Would it surprise our readers to know that applications submitted on the Common Black College Application, an application exclusively for historically Black colleges and universities, have skyrocketed in recent years? In fact, applications reached about 40,000 strong this year, four-times the amount submitted in 2016. And enrollment at these institutions is on the rise as well — even as enrollment figures decline at less selective American universities (though not at our nation’s elite universities which continue to deny admission to the great majority of applicants). So why the boon for the HBCUs?
As Erica L. Green reports for The New York Times in a piece entitled “Why Students Are Choosing H.B.C.U.s: ‘4 Years Being Seen as Family’,” “Once the primary means for Black Americans to get a college education, historically Black colleges and universities, or H.B.C.U.s, now account for just 9 percent of such students. But top-tier H.B.C.U.s — long bastions of Black excellence — as well as others are increasingly becoming the first choice for some of the nation’s most sought-after talent, according to interviews with dozens of students, guidance counselors, admissions advisers and college officials across the country. They belong to a generation whose adolescence was shaped not only by the election of the first Black president but also by political and social strife that threatened the lives and liberties of Black Americans.”
We absolutely love that America’s historically Black colleges and universities are experiencing this renaissance in recent years, though we wish this boom was not — at least in part — motivated by horrific police brutality committed against so many Black Americans.

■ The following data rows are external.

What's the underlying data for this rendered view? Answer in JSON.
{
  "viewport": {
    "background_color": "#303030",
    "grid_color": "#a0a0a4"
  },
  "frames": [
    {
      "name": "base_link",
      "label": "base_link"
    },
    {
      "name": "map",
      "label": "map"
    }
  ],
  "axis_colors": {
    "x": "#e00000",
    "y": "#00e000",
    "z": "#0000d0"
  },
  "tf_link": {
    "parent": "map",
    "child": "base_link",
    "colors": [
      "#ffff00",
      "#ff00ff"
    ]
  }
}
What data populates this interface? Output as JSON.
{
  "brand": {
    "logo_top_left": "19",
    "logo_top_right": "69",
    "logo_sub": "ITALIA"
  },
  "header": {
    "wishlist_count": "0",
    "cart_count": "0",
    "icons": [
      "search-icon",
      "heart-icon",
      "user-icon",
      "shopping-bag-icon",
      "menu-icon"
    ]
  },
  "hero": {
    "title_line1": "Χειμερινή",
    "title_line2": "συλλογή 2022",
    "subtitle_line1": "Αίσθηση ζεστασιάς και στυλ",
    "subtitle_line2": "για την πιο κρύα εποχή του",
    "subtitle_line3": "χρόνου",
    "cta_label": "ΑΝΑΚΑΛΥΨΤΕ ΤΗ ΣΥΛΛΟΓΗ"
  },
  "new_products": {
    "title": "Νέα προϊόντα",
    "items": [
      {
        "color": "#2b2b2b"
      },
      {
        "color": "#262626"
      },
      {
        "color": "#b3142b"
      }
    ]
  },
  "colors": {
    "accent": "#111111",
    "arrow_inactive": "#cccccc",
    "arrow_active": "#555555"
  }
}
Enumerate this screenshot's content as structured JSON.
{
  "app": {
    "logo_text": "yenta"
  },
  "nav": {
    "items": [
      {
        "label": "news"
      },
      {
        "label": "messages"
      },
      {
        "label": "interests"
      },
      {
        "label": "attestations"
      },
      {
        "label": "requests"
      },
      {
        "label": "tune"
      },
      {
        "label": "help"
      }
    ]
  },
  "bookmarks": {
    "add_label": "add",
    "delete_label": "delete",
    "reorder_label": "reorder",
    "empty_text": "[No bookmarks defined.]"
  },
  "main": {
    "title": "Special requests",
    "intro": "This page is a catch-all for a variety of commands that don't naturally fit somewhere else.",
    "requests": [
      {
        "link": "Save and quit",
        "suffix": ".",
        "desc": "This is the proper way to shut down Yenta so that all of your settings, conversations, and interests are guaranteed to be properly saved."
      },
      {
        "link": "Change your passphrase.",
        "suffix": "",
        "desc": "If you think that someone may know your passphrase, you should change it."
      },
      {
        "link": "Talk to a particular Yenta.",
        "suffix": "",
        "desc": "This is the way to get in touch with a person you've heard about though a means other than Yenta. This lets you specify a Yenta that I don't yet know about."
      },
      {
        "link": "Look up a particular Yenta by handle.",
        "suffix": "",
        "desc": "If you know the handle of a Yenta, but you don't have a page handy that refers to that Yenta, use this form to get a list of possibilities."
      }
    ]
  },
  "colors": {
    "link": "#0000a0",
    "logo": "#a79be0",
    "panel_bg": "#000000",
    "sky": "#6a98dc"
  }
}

The HBCUs are an indelible part of the historic landscape of American higher education and they deserve to compete with their Ivy League peers for the very best and brightest students.
You are permitted to use www.ivycoach.com (including the content of the Blog) for your personal, non-commercial use only. You must not copy, download, print, or otherwise distribute the content on our site without the prior written consent of Ivy Coach, Inc.